(Data extracts Opens)
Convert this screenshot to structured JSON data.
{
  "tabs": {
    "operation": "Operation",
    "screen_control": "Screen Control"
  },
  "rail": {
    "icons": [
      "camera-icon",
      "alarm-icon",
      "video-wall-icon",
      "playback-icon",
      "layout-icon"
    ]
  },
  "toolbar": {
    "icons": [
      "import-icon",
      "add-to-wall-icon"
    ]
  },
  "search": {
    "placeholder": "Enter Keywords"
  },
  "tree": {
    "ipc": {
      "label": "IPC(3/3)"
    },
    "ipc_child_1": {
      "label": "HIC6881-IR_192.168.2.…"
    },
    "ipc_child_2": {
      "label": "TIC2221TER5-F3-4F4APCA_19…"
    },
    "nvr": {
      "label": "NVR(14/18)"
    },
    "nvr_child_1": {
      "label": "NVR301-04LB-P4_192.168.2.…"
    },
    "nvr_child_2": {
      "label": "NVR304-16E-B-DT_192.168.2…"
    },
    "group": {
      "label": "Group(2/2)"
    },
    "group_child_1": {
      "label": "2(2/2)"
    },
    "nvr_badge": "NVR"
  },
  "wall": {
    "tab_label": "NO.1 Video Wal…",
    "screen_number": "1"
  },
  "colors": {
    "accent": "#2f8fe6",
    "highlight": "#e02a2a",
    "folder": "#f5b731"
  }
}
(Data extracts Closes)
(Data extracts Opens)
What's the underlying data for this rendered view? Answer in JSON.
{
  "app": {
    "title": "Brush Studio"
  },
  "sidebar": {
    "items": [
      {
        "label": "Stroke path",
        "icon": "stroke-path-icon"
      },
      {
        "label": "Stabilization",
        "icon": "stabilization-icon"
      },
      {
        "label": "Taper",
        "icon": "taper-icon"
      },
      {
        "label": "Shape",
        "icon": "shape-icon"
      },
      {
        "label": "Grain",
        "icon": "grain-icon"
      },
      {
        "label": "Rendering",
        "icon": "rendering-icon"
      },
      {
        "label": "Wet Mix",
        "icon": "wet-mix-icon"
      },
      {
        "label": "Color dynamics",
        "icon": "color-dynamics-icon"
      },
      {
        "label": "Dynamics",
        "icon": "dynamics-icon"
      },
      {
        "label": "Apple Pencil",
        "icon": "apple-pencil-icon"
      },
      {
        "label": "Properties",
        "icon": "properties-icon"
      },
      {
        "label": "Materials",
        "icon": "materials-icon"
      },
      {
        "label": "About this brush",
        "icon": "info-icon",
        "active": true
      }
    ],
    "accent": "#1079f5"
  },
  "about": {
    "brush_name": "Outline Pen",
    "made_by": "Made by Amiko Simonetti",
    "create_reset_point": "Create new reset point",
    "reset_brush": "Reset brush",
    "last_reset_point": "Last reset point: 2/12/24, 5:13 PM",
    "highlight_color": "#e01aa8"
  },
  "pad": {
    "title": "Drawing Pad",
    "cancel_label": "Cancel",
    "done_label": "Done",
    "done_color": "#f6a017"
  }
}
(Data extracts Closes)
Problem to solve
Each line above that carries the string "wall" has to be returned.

Result
      "video-wall-icon",
      "add-to-wall-icon"
  "wall": {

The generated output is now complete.